The trouble with holidays is that they come to an end. One minute you're lying on the beach, the sun on your skin, thinking about which cocktail you'll order in the evening; the next you're back home facing a mountain of dirty washing, dead houseplants, 786 urgent emails and nothing to look forward to. So how can you get through this wall of post-holiday misery?
As the holiday season comes to an end, so, too, does the high octane way you've planned, shopped, traveled, and socialized. The holiday momentum of go, go, go, going screeches to a grinding halt.
Problem is, all the neurochemistry you needed to help you get through the holidays - stress hormones called cortisol and adrenaline – are leaving you feeling burned out, irritable, and just plain cranky.
Maybe your hopes for holidays with family and friends were unmet, and you now have to deal with emotional let-down. Then there's the march of the holiday bills -and thinking about paying the piper is not only depleting your bank account but your emotional well-being. All of these experiences are symptoms of Post Holiday Blues.

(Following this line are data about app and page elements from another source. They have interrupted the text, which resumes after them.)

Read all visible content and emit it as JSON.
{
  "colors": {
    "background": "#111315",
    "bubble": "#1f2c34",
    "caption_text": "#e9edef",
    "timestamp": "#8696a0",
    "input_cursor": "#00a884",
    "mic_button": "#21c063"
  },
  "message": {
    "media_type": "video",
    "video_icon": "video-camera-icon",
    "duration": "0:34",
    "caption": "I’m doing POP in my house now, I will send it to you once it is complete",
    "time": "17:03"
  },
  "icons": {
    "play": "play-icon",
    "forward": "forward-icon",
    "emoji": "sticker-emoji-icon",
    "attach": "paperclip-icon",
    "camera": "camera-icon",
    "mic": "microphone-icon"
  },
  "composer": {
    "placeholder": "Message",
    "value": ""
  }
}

When that last drop of New Year’s Eve champagne is gone and the Christmas ornaments are packed away, many people enter a state of post-holiday blues. The anticipation and planning that begins with Jamuhuri (December 12th) ends when you open your eyes on the second day of January. It’s hot dry dusty, windy; the parties are over and it’s back to the daily grind. But you can beat the post-holiday blues.Now that the hectic holidays are over, how do you keep the blues away as reality returns? We've got a few ideas.
Hitting January 2 is like going from 60 to zero in one day. The mandatory cheer, cooking, visitors, glitz, glitter, toys, a million chores -- have drowned out the drumbeats of war, the nuclear posturing, the fear of downsizing, all the doubts and fears, for a couple of weeks -- then, over, zip. What now?
Holidays often give way to 'divorce season. 'Tis the season for divorce, experts say. That's because the new year often brings a resolution from people to separate from their spouses, inquire about getting a divorce or start proceedings -- after delaying through the holidays for various reasons -- according to divorce lawyers and marriage counselors
The usual blah-blah New Year's resolutions -- lose 20 pounds, go to the gym more, spend more time with your family -- have a way of fading by mid-January as reality sets back in. You go to the office and facing you is a blank calendar. Before you get that sinking feeling -- think.
A blank calendar means, literally, a clean slate," "Think of something positive as of this very minute.
If you keep looking back at the old year -- especially last year -- you will get into a downward spiral.
Some Big Audacious Goals (BAGs)
Learn a second language. Even pecking at learning a second language can shake things up and head you in a new direction
Change careers. Every change starts with a defining moment -- maybe looking at your blank calendar of impending "same olds" can be that moment. Remember the job or city where you were happiest -- how could you get back to that?
Make more money. Start a second business. Find a safe place for your cash.
Join a dating service. No, not you married people! But if you are "between relationships
Plant a tree. The whole world is going green!
Whatever your BAG, it is not only important to put it in writing, but also to put in writing the steps you need to take and the obstacles you will face (this is allowable negative thinking).
We are all living with tremendous uncertainty." It's much more important to identify what you do have control over. Do you have a "plan B," for instance? What if you do lose your job? Think about the worst and make a plan. "You can cut spending now," she says. Also, you can concentrate on communicating security and a sense of safety to your children, even if you don't completely feel it yourself.Sidebar
Sleep. After prolonged periods of stress, the body needs more sleep to slow the production of cortisol and adrenaline. Schedule a pajama day to just do nothing and rest. Consider unplugging from technology to give yourself some time to refuel.
Exercise. Moving your body at least 30 minutes a day will help rid excess adrenaline and cortisol that keep you from relaxing and/or sleeping soundly. Walk, run, and play. Have a catch with the kids. Just move your body.
Look forward. Keep your eyes on the next prize. The next birthday, an upcoming concert, a sporting event, etc. This keeps you forward-looking into the year rather than concentrating on the past holidays.
Relive the Memories. Objects and experiences help us embrace memories. Make sure you wear that new shirt or have the holiday photos somewhere in view. Taking time to appreciate the best-loved holiday moments will offset sadness.
Talk about it. Sharing your emotional experiences with another can help you problem solve and feel connected, reducing the likelihood of depression taking hold. Talking is also a great way of revisiting happy moments, making sense of sad experiences and solidifying self-decision making.Take a fertility test today
The trouble with holidays is that they come to an end. One minute you’re lying on the beach, the sun on your skin, thinking about which cocktail you’ll order in the evening; the next you’re back home facing a mountain of dirty washing, dead houseplants, 786 urgent emails and nothing to look forward to.
So how can you get through this wall of post-holiday misery?
As the holiday season comes to an end, so, too, does the high octane way you’ve planned, shopped, traveled, and socialized. The holiday momentum of go, go, go, going screeches to a grinding halt.